“Corporate America is not aligned with the needs and requirements of its increasingly diverse workforce, and radical changes in attitude mean that a growing number of young Americans are dissatisfied, disengaged, and unproductive,” according to a report by researchers from The Concours Group, who conducted a survey of more than seven thousand U.S. workers.
“Sometimes I fantasize about getting hit by a car,” confides Dina P., a midlevel manager for a large financial services corporation. “Nothing too serious. Just bad enough that I have to miss work for a while.”
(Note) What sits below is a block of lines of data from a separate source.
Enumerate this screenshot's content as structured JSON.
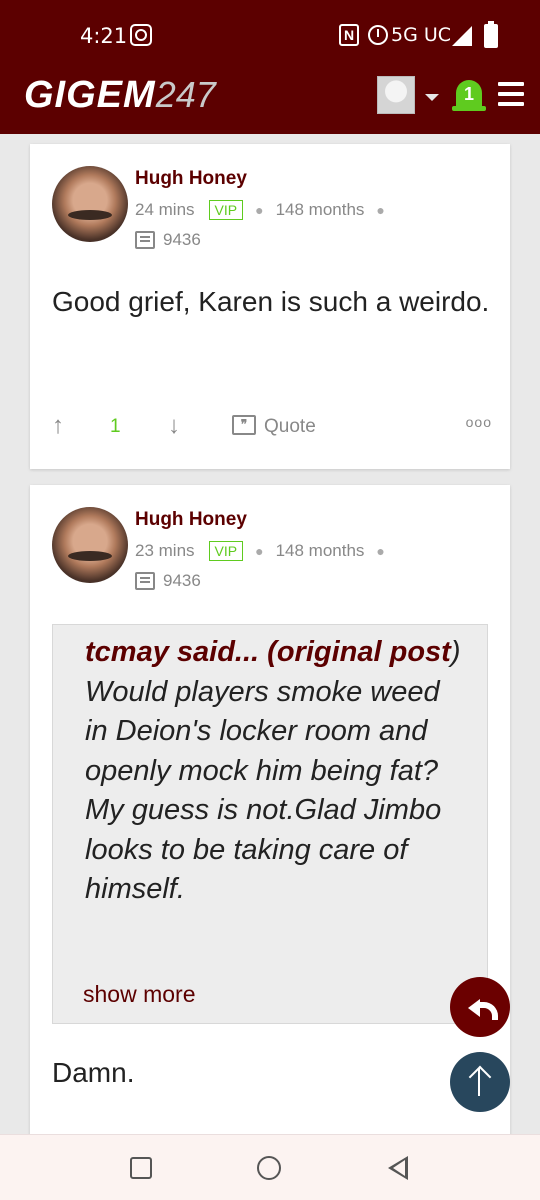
{
  "status_bar": {
    "time": "4:21",
    "network": "5G UC",
    "nfc": "N"
  },
  "header": {
    "logo_text": "GIGEM",
    "logo_number": "247",
    "notification_count": "1"
  },
  "posts": [
    {
      "username": "Hugh Honey",
      "time": "24 mins",
      "badge": "VIP",
      "tenure": "148 months",
      "post_count": "9436",
      "body": "Good grief, Karen is such a weirdo.",
      "score": "1",
      "quote_label": "Quote"
    },
    {
      "username": "Hugh Honey",
      "time": "23 mins",
      "badge": "VIP",
      "tenure": "148 months",
      "post_count": "9436",
      "quote": {
        "author": "tcmay said... (",
        "link": "original post",
        "close": ")",
        "text": " Would players smoke weed in Deion's locker room and openly mock him being fat? My guess is not.Glad Jimbo looks to be taking care of himself.",
        "show_more": "show more"
      },
      "body": "Damn."
    }
  ],
  "colors": {
    "brand": "#5c0000",
    "accent_green": "#5fcb1f",
    "fab_top": "#28475d"
  }
}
Of course, millions of people in other professions experience similar issues, but corporate types face unique challenges. After years of ascending the corporate ladder, most have attained a certain salary level and a certain degree of career success. Feelings of identity, self-worth, and belonging are all tied up in their job titles. They feel like they have a lot to lose by walking away.
Suck It Up, Cry-Baby
So what’s wrong with these people? They’re not ditch diggers or sweatshop laborers. Dina and David have cushy office jobs, make good money, and enjoy generous 401(k) plans. They should be happy, right?
Your grandparents would have scoffed at the concept of job fulfillment. Previous generations mostly saw work as a necessary evil—you weren’t supposed to like it. They felt lucky just to earn enough money to feed their families and pay the rent. After all, does anybody really like his job?
The answer today is a resounding yes. There is a fortunate segment of the population made up of people who love what they do for a living. Their eyes light up when they talk about their work, and they’re proud of the contributions they make.
“I was always in a sour mood on Sunday nights because I had to wake up the next day and live a bad, bad nightmare all over again,” says David R., a corporate attorney. “I felt like I was trapped in the movie Groundhog Day.”
Today work is more personal than ever before. Who you are is what you do. Sure, it’s important to maintain perspective and not take opportunities for granted. With so much poverty and suffering in the world, the ability to choose a career that brings joy and fulfillment is a privilege. But for those who have the option, why waste the majority of your waking hours in a job that makes you miserable?
The average American spends more than one hundred thousand hours at work over the course of a lifetime. And that’s a very conservative estimate, given ever-increasing workloads and later retirement ages. If you truly believe that work shouldn’t be fulfilling or interesting, that it’s just a means to a paycheck, then you’re missing a lot.
No job is all fun and free beer. That’s why they call it work. Let’s face it, even the most tedious corporate job beats cleaning toilets at the bus station or running the deep-fryer at Mickey D’s.
And not every corporate job is a pit of Dilbertian despair. Some corporate executives love their work. They believe in their products and services and get a charge out of helping their companies succeed.
All jobs have both positives and negatives—and the negatives are different for every individual. One person might find number-crunching financial reports tedious while another thrives on the challenge. One employee may love the excitement of a demanding, competitive work environment while another gets ulcers just thinking about it.
Executives with seemingly great jobs can be just as unhappy as anyone else if their work lacks the elements that they value. For those looking primarily for financial gain or prestige, high-level corporate gigs can be very rewarding. For others who prioritize flexibility or exercising their creativity, corporate life can be hell.
It’s not just about the money. A recent survey by The Conference Board found that 17 percent of those making $15,000 a year say they are satisfied with their jobs, compared with just 14 percent of those who make more than $50,000.
Marcus Buckingham, the author of The One Thing You Need to Know and an expert on employee satisfaction, told USA Today that some of the most disengaged people he’s encountered were senior executives running empires and earning millions of dollars.